* _Assigned task_
Every line of the entries below that carries the string "desc" should be copied.

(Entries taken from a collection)
+===+

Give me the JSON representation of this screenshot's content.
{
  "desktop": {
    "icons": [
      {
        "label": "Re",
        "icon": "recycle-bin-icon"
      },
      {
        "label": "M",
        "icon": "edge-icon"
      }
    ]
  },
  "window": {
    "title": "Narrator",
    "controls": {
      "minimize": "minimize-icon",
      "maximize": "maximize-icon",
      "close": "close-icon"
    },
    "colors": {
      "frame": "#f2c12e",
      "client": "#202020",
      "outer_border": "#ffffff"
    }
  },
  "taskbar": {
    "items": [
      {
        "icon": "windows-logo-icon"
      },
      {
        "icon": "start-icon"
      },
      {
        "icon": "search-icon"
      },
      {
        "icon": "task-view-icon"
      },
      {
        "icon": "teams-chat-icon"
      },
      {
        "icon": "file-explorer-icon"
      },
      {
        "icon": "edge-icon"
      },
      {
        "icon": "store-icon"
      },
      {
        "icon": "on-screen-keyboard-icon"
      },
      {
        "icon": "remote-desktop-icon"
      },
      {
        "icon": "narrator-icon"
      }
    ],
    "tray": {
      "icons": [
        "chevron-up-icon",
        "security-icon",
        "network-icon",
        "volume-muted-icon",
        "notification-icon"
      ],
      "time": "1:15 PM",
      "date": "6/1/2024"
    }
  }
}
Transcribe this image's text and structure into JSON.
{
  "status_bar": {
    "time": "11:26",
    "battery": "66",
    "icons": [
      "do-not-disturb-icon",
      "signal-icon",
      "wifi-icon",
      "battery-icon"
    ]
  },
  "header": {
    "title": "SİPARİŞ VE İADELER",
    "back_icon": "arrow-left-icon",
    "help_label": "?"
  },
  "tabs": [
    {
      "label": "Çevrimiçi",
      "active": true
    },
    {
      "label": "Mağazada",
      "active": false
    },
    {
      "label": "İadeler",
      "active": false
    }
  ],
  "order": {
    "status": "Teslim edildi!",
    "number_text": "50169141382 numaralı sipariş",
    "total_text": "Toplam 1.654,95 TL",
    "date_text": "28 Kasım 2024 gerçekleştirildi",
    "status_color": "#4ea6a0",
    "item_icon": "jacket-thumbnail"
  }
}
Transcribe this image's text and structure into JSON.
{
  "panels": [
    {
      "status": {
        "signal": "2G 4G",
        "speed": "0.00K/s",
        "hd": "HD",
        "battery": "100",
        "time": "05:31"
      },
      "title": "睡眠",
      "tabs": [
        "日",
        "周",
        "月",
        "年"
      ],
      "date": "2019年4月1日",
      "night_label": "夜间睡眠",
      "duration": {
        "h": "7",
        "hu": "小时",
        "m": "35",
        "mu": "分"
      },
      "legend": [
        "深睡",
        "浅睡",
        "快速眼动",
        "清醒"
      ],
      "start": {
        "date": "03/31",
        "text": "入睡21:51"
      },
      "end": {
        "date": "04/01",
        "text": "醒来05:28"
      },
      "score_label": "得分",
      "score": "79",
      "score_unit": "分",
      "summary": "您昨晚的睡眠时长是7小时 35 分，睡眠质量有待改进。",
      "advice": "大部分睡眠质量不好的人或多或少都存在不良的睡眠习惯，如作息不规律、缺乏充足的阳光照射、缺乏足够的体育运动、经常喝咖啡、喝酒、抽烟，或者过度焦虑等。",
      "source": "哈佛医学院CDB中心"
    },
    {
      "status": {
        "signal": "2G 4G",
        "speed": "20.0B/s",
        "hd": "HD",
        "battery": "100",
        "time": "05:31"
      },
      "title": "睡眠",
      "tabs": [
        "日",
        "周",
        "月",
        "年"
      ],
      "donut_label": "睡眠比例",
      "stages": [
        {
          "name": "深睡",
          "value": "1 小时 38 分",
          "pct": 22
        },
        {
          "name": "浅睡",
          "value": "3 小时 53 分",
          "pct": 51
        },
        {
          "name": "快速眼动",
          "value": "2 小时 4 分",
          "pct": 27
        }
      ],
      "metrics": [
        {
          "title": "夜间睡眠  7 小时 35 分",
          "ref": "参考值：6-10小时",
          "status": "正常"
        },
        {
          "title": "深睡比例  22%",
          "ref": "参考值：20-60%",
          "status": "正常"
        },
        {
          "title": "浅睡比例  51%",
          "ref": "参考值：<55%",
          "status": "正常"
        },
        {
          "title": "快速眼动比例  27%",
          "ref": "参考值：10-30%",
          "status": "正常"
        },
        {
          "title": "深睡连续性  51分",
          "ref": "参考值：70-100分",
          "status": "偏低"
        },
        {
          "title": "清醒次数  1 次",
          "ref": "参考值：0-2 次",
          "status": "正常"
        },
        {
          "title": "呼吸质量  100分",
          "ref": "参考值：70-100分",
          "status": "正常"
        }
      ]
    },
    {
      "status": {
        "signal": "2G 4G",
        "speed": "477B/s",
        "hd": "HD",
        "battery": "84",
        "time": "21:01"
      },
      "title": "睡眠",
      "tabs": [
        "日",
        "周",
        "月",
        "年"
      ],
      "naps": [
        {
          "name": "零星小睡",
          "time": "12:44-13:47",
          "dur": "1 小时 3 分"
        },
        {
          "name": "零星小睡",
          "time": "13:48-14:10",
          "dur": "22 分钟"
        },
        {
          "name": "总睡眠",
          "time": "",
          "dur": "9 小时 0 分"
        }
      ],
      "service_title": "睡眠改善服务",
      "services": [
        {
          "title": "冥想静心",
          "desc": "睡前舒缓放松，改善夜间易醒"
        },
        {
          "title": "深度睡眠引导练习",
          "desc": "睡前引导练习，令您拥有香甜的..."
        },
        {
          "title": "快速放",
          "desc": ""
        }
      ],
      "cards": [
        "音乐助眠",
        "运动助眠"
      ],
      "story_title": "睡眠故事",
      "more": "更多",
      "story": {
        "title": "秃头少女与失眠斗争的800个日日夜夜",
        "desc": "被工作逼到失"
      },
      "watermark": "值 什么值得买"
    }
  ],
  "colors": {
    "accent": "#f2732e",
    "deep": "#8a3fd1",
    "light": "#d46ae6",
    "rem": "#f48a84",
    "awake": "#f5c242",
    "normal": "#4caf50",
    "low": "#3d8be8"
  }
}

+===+

* _Result below_
          "desc": "睡前舒缓放松，改善夜间易醒"
          "desc": "睡前引导练习，令您拥有香甜的..."
          "desc": ""
        "desc": "被工作逼到失"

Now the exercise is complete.